[Start of Attachment]
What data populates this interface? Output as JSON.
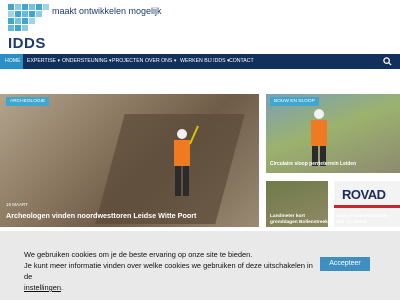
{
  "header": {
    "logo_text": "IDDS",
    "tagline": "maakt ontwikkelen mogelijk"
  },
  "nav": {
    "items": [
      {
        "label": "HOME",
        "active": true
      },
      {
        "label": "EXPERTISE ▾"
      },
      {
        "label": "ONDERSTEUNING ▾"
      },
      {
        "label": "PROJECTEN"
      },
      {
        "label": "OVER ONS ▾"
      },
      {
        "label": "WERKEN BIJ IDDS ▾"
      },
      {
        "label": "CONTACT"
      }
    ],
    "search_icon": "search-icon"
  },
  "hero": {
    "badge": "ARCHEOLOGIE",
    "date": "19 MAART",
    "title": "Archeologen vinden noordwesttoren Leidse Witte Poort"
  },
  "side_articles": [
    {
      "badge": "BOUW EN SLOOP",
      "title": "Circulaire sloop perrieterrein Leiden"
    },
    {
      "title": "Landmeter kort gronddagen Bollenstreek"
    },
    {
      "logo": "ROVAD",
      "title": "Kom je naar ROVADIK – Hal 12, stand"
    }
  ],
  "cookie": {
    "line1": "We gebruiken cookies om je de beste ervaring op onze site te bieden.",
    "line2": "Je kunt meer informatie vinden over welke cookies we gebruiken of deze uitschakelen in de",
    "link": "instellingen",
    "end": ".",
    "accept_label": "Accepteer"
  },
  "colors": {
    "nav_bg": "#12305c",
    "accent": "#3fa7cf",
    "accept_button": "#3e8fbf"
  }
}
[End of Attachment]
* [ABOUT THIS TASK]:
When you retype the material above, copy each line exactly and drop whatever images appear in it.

* [ANSWER TO THIS TASK]:
What data populates this interface? Output as JSON.
{
  "header": {
    "logo_text": "IDDS",
    "tagline": "maakt ontwikkelen mogelijk"
  },
  "nav": {
    "items": [
      {
        "label": "HOME",
        "active": true
      },
      {
        "label": "EXPERTISE ▾"
      },
      {
        "label": "ONDERSTEUNING ▾"
      },
      {
        "label": "PROJECTEN"
      },
      {
        "label": "OVER ONS ▾"
      },
      {
        "label": "WERKEN BIJ IDDS ▾"
      },
      {
        "label": "CONTACT"
      }
    ],
    "search_icon": "search-icon"
  },
  "hero": {
    "badge": "ARCHEOLOGIE",
    "date": "19 MAART",
    "title": "Archeologen vinden noordwesttoren Leidse Witte Poort"
  },
  "side_articles": [
    {
      "badge": "BOUW EN SLOOP",
      "title": "Circulaire sloop perrieterrein Leiden"
    },
    {
      "title": "Landmeter kort gronddagen Bollenstreek"
    },
    {
      "logo": "ROVAD",
      "title": "Kom je naar ROVADIK – Hal 12, stand"
    }
  ],
  "cookie": {
    "line1": "We gebruiken cookies om je de beste ervaring op onze site te bieden.",
    "line2": "Je kunt meer informatie vinden over welke cookies we gebruiken of deze uitschakelen in de",
    "link": "instellingen",
    "end": ".",
    "accept_label": "Accepteer"
  },
  "colors": {
    "nav_bg": "#12305c",
    "accent": "#3fa7cf",
    "accept_button": "#3e8fbf"
  }
}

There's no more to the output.